After the family finished breakfast Ryan and Stephanie washed and dried the dishes and John went outside to start loading suitcases and bags in the back of his white Ford Taurus station wagon. John’s two dogs ran out to the car with John and quickly jumped in.
It was fortunate that John had purchased the station wagon model of the Ford Taurus as it was able to accommodate all of the family’s luggage. As they started down the road Stephanie said, “It’s sure good to be with again Dad. I really miss you when I’m living with Mom.”
“Yeah, me,too, Dad. We think you’re awesome,” added Ryan.
John felt a tear trickle down his face when he said,”I love you guys, too and I miss you terribly when you’re gone.”
After a few minutes passed Ryan noticed that his dad was pacing around the small living room. “What’s up?, Dad. You look like you’ve got something on your mind.”
“Have a seat on the couch, guys. I have some good news and some bad news to tell you,” said John still nervously pacing the floor. “Which do you want first?”
‘Hit us with the bad news first, Dad,” said Stephanie with a worried look on her face.
“Okay. The bad news is about your Grandpa. I just got a call from your Aunt Meg earlier today. She told me that Grandpa’s cancer has gotten worse and that he may only have one or two months to live,” John answered.

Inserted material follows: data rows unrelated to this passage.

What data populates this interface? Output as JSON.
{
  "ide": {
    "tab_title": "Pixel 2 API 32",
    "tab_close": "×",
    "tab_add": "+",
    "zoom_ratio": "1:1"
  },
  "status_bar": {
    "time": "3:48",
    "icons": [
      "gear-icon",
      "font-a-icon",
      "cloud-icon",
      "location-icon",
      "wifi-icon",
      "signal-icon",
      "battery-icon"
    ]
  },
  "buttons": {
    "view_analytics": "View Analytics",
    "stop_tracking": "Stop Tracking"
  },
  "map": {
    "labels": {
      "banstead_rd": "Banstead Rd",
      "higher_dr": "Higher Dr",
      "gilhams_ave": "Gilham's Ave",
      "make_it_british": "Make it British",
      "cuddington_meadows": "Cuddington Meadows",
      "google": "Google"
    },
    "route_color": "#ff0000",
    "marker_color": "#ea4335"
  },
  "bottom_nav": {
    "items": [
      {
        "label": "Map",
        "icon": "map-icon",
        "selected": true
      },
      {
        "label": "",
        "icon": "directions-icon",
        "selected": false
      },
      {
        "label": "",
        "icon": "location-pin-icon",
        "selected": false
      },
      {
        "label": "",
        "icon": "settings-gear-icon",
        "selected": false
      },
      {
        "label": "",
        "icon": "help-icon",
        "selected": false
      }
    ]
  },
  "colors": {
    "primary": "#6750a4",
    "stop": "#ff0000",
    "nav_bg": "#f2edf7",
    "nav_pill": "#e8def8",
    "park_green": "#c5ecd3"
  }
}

“That’s terrible news,” said Ryan with a pained expression on his face.
“We have to visit him before he dies,” said Stephanie.
“I’ve got that part covered,” said John. “That’s the good news. We’re starting on a drive to Aunt Meg’s place tomorrow morning. She wants our company until your Grandpa passes away. We’ll be staying at her place for most of the summer.”
“Did you say we’re leaving tomorrow? Dad” asked Ryan.
“Yep, I want to get an early start. I want to be on the road by eight A.M. tomorrow morning,” answered John.
“Wow, this is short notice. We’ll have to start packing this evening,” said Stephanie.
“That’s the plan,” John replied. “We’ll start packing right after supper. I’m going to phone Pizza Hut and order us some pizza. What kind of pizza would you guys like?”
“Ham and pineapple for me,” answered Stephanie.
“Pepperoni for me,” said Ryan.
When their pizza delivery arrived John, Stephanie and Ryan got into a lively discussion.
“Are we going to have enough money for the trip? Dad, “asked Ryan.
“Yeah, do you guys remember my cousin, Ronnie?”
“Yeah, I remember him coming to visit you a couple of times,” said Stephanie.
“As I recall he was pretty well off, wasn’t he? He drove a really cool Porshe,” said Ryan.
“Yes, cousin Ronnie did very well for himself as a life insurance agent,” answered John. “ I forgot to tell you guys Ronnie had a fatal heart attack in January. He didn’t have many family members left, so he left me a substantial inheritance in his will.”